> **Exercise prompt**
Only a number is expected in reply: the number of lines below that include the word "home".

Records from a data collection:
☆ ☆ ☆ ☆ ☆ ☆ ☆
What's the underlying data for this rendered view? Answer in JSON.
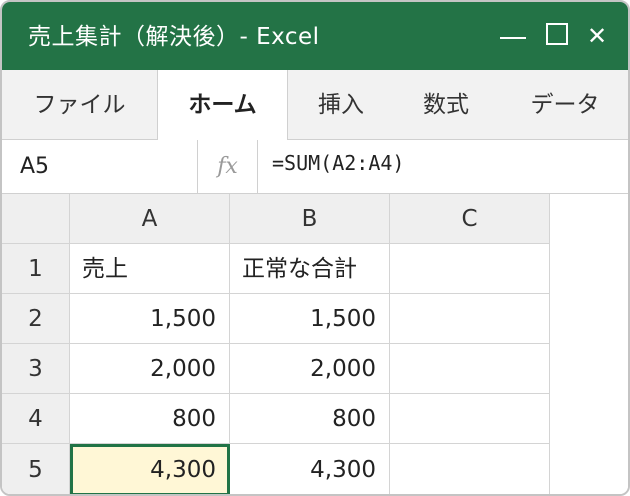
{
  "window": {
    "title": "売上集計（解決後）- Excel",
    "controls": {
      "minimize": "minimize-icon",
      "maximize": "maximize-icon",
      "close": "✕"
    }
  },
  "ribbon": {
    "tabs": [
      {
        "label": "ファイル",
        "active": false
      },
      {
        "label": "ホーム",
        "active": true
      },
      {
        "label": "挿入",
        "active": false
      },
      {
        "label": "数式",
        "active": false
      },
      {
        "label": "データ",
        "active": false
      }
    ]
  },
  "formula_bar": {
    "name_box": "A5",
    "fx_label": "fx",
    "formula": "=SUM(A2:A4)"
  },
  "sheet": {
    "columns": [
      "A",
      "B",
      "C"
    ],
    "rows": [
      {
        "num": "1",
        "A": "売上",
        "B": "正常な合計",
        "C": ""
      },
      {
        "num": "2",
        "A": "1,500",
        "B": "1,500",
        "C": ""
      },
      {
        "num": "3",
        "A": "2,000",
        "B": "2,000",
        "C": ""
      },
      {
        "num": "4",
        "A": "800",
        "B": "800",
        "C": ""
      },
      {
        "num": "5",
        "A": "4,300",
        "B": "4,300",
        "C": ""
      }
    ],
    "selected_cell": "A5"
  },
  "colors": {
    "title_bar": "#237346",
    "selection_border": "#217346",
    "selection_fill": "#fff7d6"
  }
}
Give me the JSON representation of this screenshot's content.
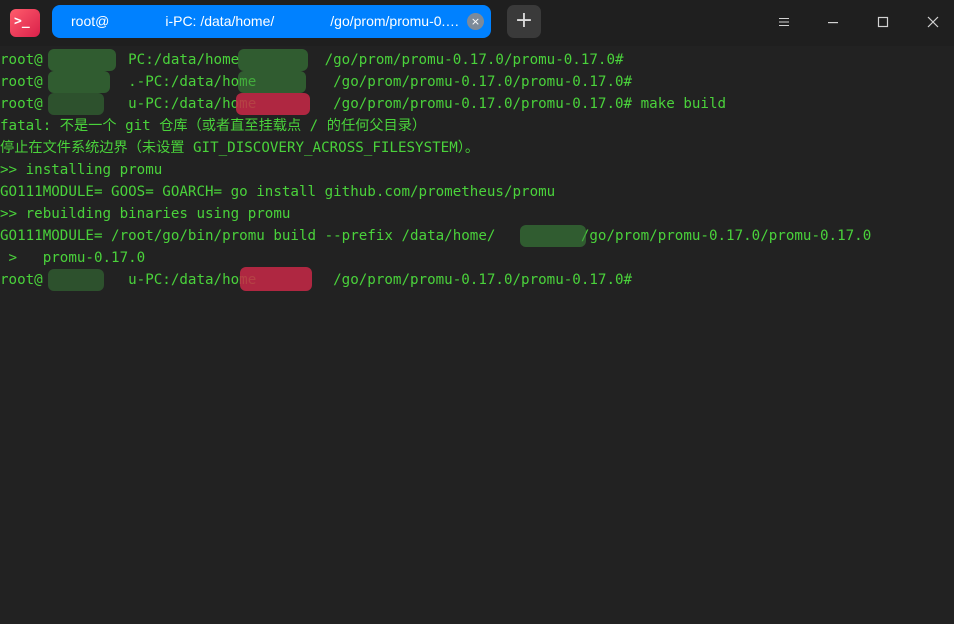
{
  "titlebar": {
    "app_icon_glyph": ">_",
    "tab_label": "root@    i-PC: /data/home/    /go/prom/promu-0.…",
    "tab_close_glyph": "×",
    "add_tab_glyph": "+"
  },
  "terminal": {
    "lines": [
      "root@          PC:/data/home          /go/prom/promu-0.17.0/promu-0.17.0#",
      "root@          .-PC:/data/home         /go/prom/promu-0.17.0/promu-0.17.0#",
      "root@          u-PC:/data/home         /go/prom/promu-0.17.0/promu-0.17.0# make build",
      "fatal: 不是一个 git 仓库（或者直至挂载点 / 的任何父目录）",
      "停止在文件系统边界（未设置 GIT_DISCOVERY_ACROSS_FILESYSTEM）。",
      ">> installing promu",
      "GO111MODULE= GOOS= GOARCH= go install github.com/prometheus/promu",
      ">> rebuilding binaries using promu",
      "GO111MODULE= /root/go/bin/promu build --prefix /data/home/          /go/prom/promu-0.17.0/promu-0.17.0",
      " >   promu-0.17.0",
      "root@          u-PC:/data/home         /go/prom/promu-0.17.0/promu-0.17.0#"
    ]
  },
  "colors": {
    "terminal_text": "#4ad23b",
    "background": "#222222",
    "tab_active": "#0081ff"
  }
}
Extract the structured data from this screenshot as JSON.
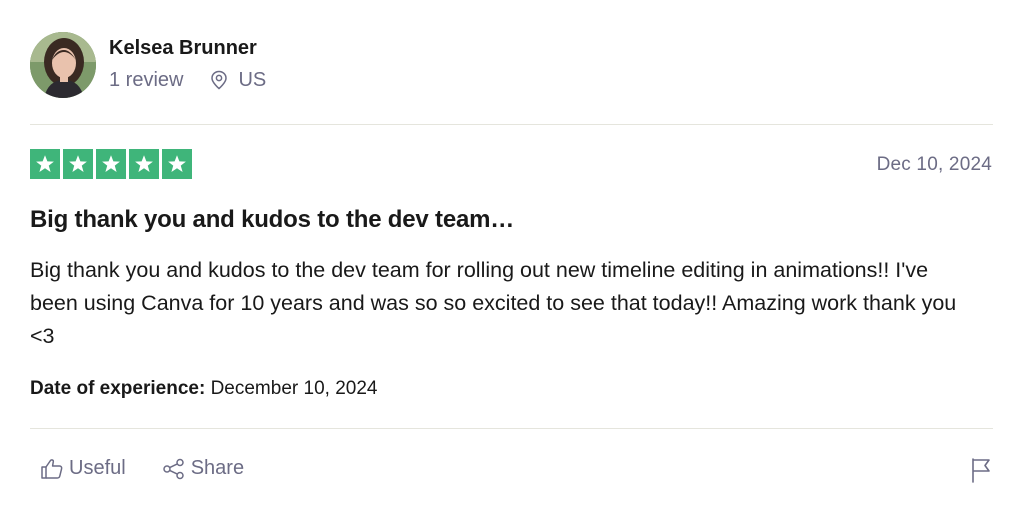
{
  "reviewer": {
    "name": "Kelsea Brunner",
    "review_count": "1 review",
    "country": "US"
  },
  "rating": {
    "stars": 5,
    "max_stars": 5,
    "color": "#3fb57a"
  },
  "review": {
    "date": "Dec 10, 2024",
    "title": "Big thank you and kudos to the dev team…",
    "body": "Big thank you and kudos to the dev team for rolling out new timeline editing in animations!! I've been using Canva for 10 years and was so so excited to see that today!! Amazing work thank you <3",
    "experience_label": "Date of experience:",
    "experience_date": "December 10, 2024"
  },
  "actions": {
    "useful_label": "Useful",
    "share_label": "Share"
  },
  "icons": {
    "location": "location-pin-icon",
    "useful": "thumbs-up-icon",
    "share": "share-icon",
    "flag": "flag-icon",
    "star": "star-icon"
  }
}
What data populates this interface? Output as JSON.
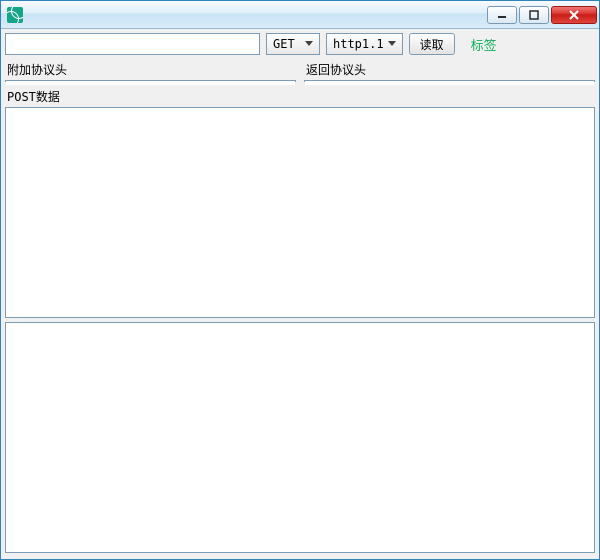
{
  "titlebar": {
    "title": ""
  },
  "toolbar": {
    "url_value": "",
    "method_selected": "GET",
    "http_version_selected": "http1.1",
    "fetch_button_label": "读取",
    "tag_label": "标签"
  },
  "sections": {
    "request_headers_label": "附加协议头",
    "response_headers_label": "返回协议头",
    "post_data_label": "POST数据",
    "request_headers_value": "",
    "response_headers_value": "",
    "post_data_value": "",
    "response_body_value": ""
  }
}
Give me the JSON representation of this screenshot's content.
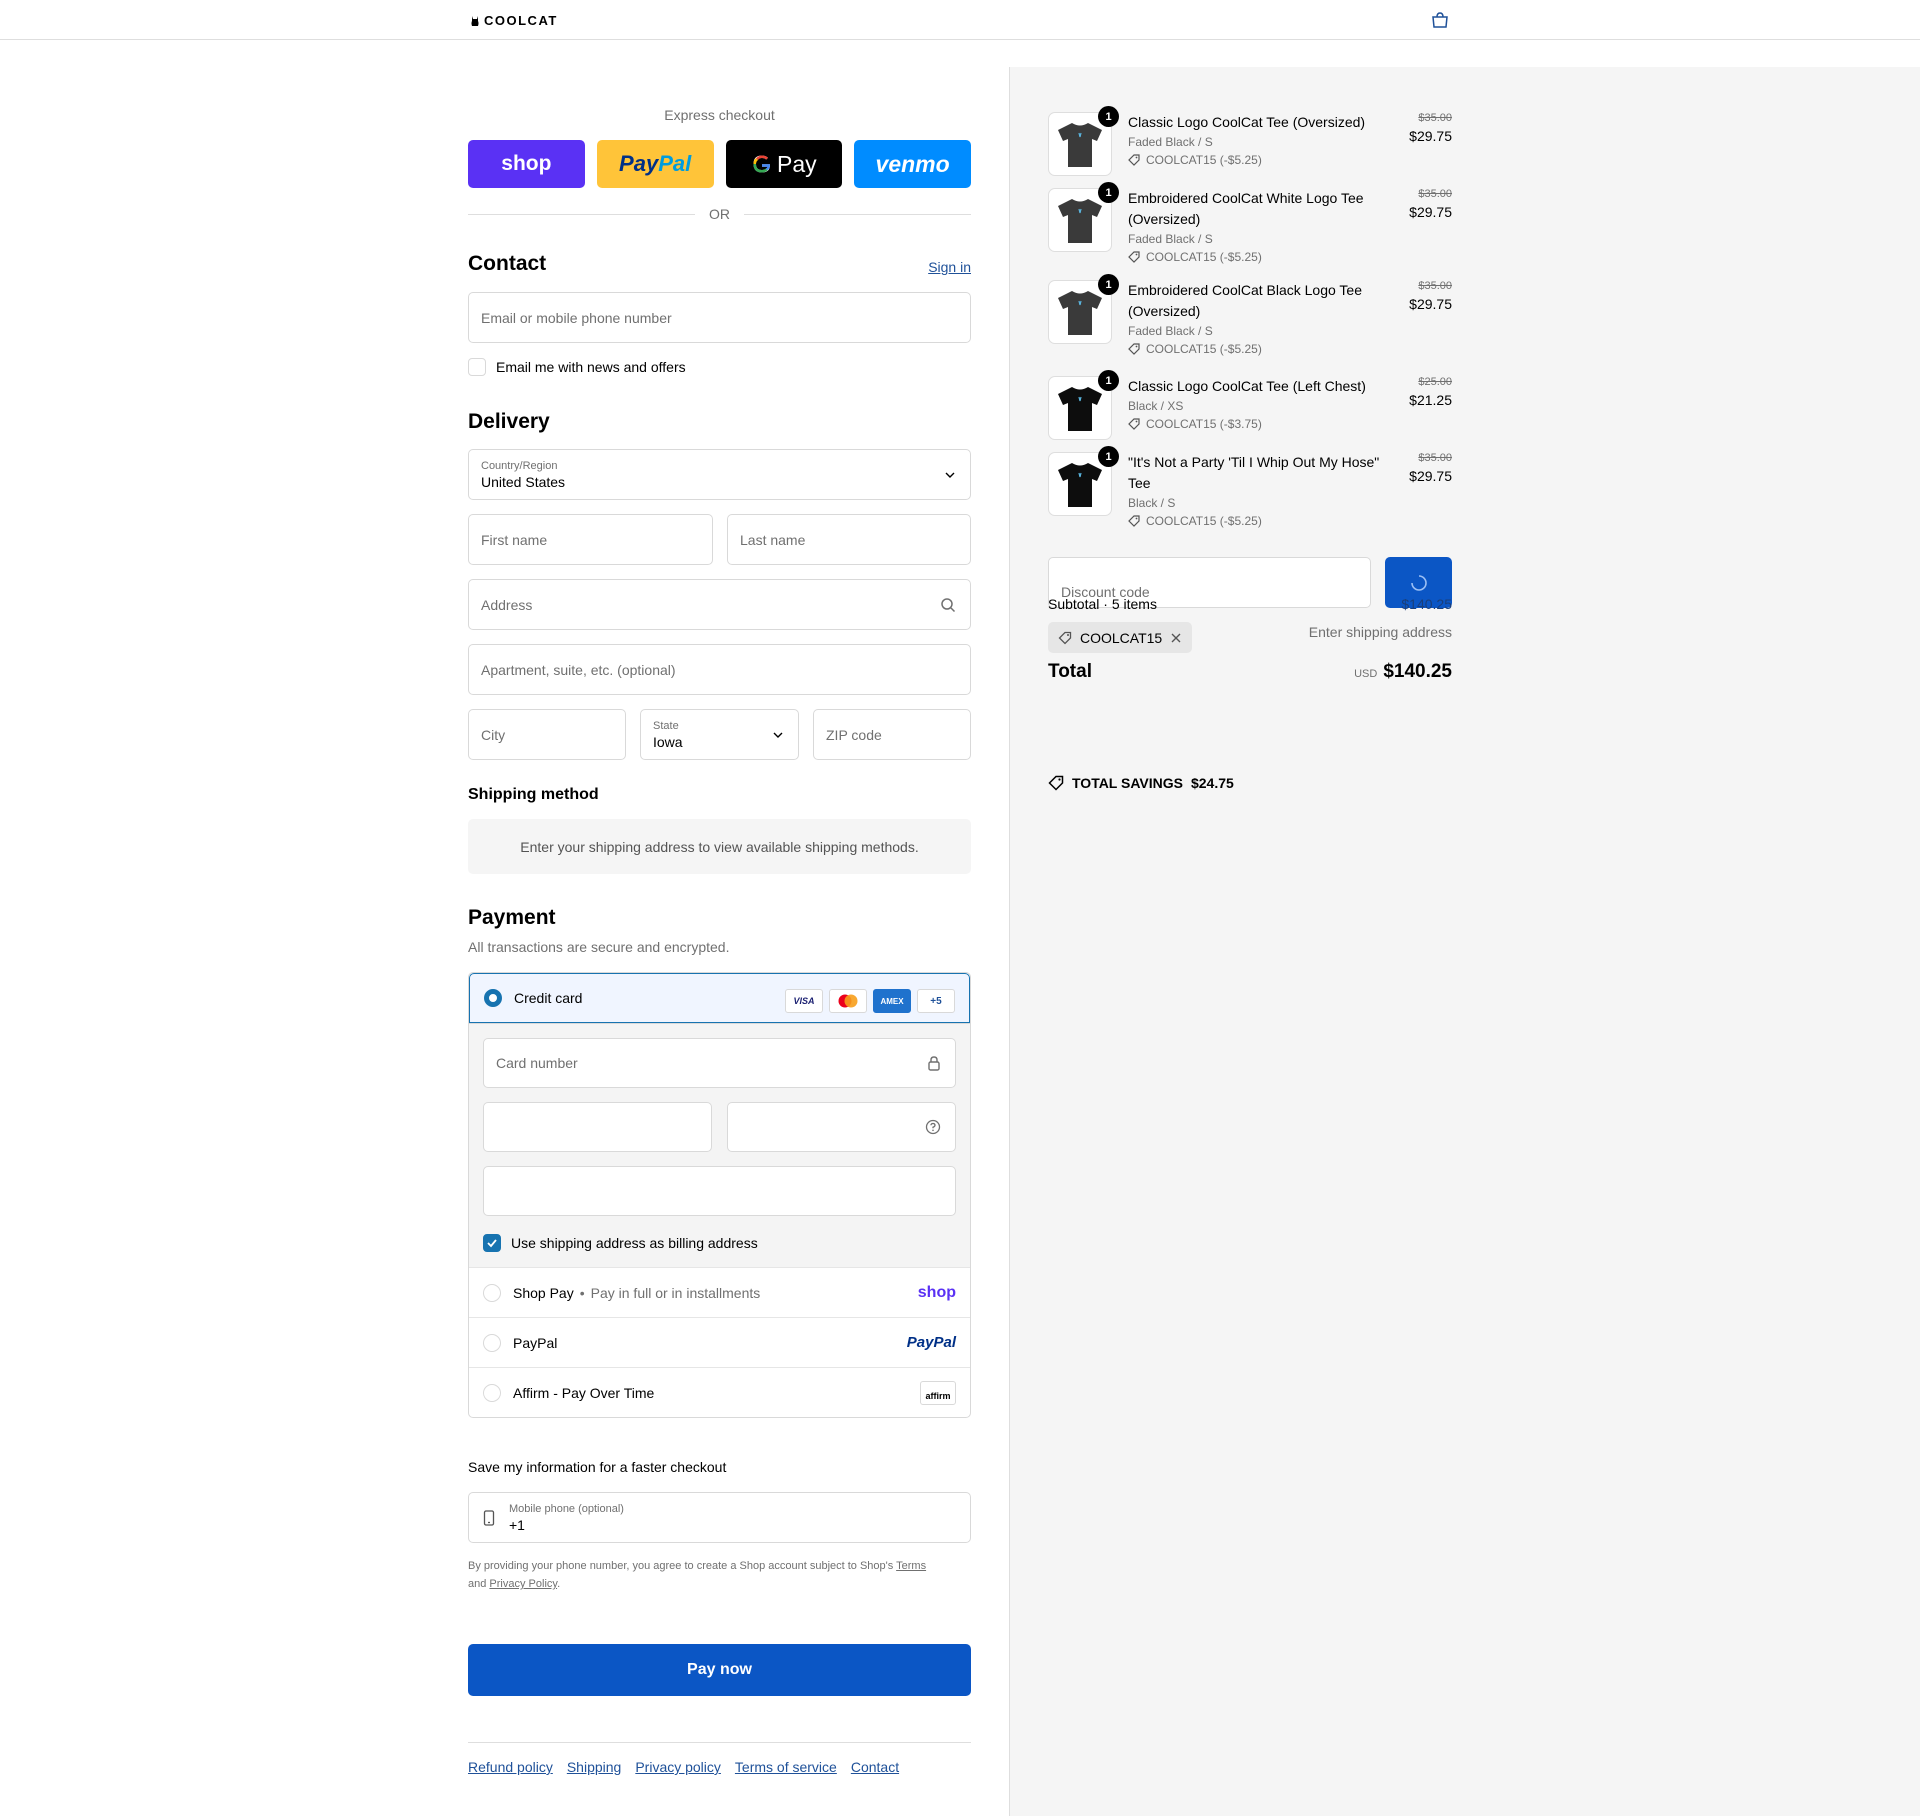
{
  "header": {
    "brand": "COOLCAT"
  },
  "express": {
    "title": "Express checkout",
    "shop_label": "shop",
    "paypal_label_a": "Pay",
    "paypal_label_b": "Pal",
    "gpay_label": "Pay",
    "venmo_label": "venmo",
    "or_label": "OR"
  },
  "contact": {
    "title": "Contact",
    "sign_in": "Sign in",
    "email_placeholder": "Email or mobile phone number",
    "news_label": "Email me with news and offers"
  },
  "delivery": {
    "title": "Delivery",
    "country_label": "Country/Region",
    "country_value": "United States",
    "first_name": "First name",
    "last_name": "Last name",
    "address": "Address",
    "apartment": "Apartment, suite, etc. (optional)",
    "city": "City",
    "state_label": "State",
    "state_value": "Iowa",
    "zip": "ZIP code"
  },
  "shipping": {
    "title": "Shipping method",
    "notice": "Enter your shipping address to view available shipping methods."
  },
  "payment": {
    "title": "Payment",
    "subtitle": "All transactions are secure and encrypted.",
    "credit_card": "Credit card",
    "card_brands": [
      "VISA",
      "MC",
      "AMEX",
      "+5"
    ],
    "card_number": "Card number",
    "billing_same": "Use shipping address as billing address",
    "shop_pay": "Shop Pay",
    "shop_pay_sub": "Pay in full or in installments",
    "shop_pay_logo": "shop",
    "paypal": "PayPal",
    "paypal_logo": "PayPal",
    "affirm": "Affirm - Pay Over Time",
    "affirm_logo": "affirm"
  },
  "save_info": {
    "title": "Save my information for a faster checkout",
    "phone_label": "Mobile phone (optional)",
    "phone_value": "+1",
    "legal_a": "By providing your phone number, you agree to create a Shop account subject to Shop's ",
    "legal_terms": "Terms",
    "legal_b": "and ",
    "legal_privacy": "Privacy Policy",
    "legal_c": "."
  },
  "pay_now": "Pay now",
  "footer": [
    "Refund policy",
    "Shipping",
    "Privacy policy",
    "Terms of service",
    "Contact"
  ],
  "cart": {
    "items": [
      {
        "qty": "1",
        "name": "Classic Logo CoolCat Tee (Oversized)",
        "variant": "Faded Black / S",
        "discount": "COOLCAT15 (-$5.25)",
        "old_price": "$35.00",
        "price": "$29.75",
        "shirt_color": "#3a3a3a"
      },
      {
        "qty": "1",
        "name": "Embroidered CoolCat White Logo Tee (Oversized)",
        "variant": "Faded Black / S",
        "discount": "COOLCAT15 (-$5.25)",
        "old_price": "$35.00",
        "price": "$29.75",
        "shirt_color": "#3a3a3a"
      },
      {
        "qty": "1",
        "name": "Embroidered CoolCat Black Logo Tee (Oversized)",
        "variant": "Faded Black / S",
        "discount": "COOLCAT15 (-$5.25)",
        "old_price": "$35.00",
        "price": "$29.75",
        "shirt_color": "#3a3a3a"
      },
      {
        "qty": "1",
        "name": "Classic Logo CoolCat Tee (Left Chest)",
        "variant": "Black / XS",
        "discount": "COOLCAT15 (-$3.75)",
        "old_price": "$25.00",
        "price": "$21.25",
        "shirt_color": "#0d0d0d"
      },
      {
        "qty": "1",
        "name": "\"It's Not a Party 'Til I Whip Out My Hose\" Tee",
        "variant": "Black / S",
        "discount": "COOLCAT15 (-$5.25)",
        "old_price": "$35.00",
        "price": "$29.75",
        "shirt_color": "#0d0d0d"
      }
    ],
    "discount_placeholder": "Discount code",
    "subtotal_label": "Subtotal · 5 items",
    "subtotal_value": "$140.25",
    "applied_code": "COOLCAT15",
    "shipping_right": "Enter shipping address",
    "total_label": "Total",
    "currency": "USD",
    "total_value": "$140.25",
    "savings_label": "TOTAL SAVINGS",
    "savings_value": "$24.75"
  },
  "colors": {
    "accent": "#0b56c5",
    "link": "#1f5199",
    "shop_purple": "#5a31f4"
  }
}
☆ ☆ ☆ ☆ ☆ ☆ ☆
> **Result below**
6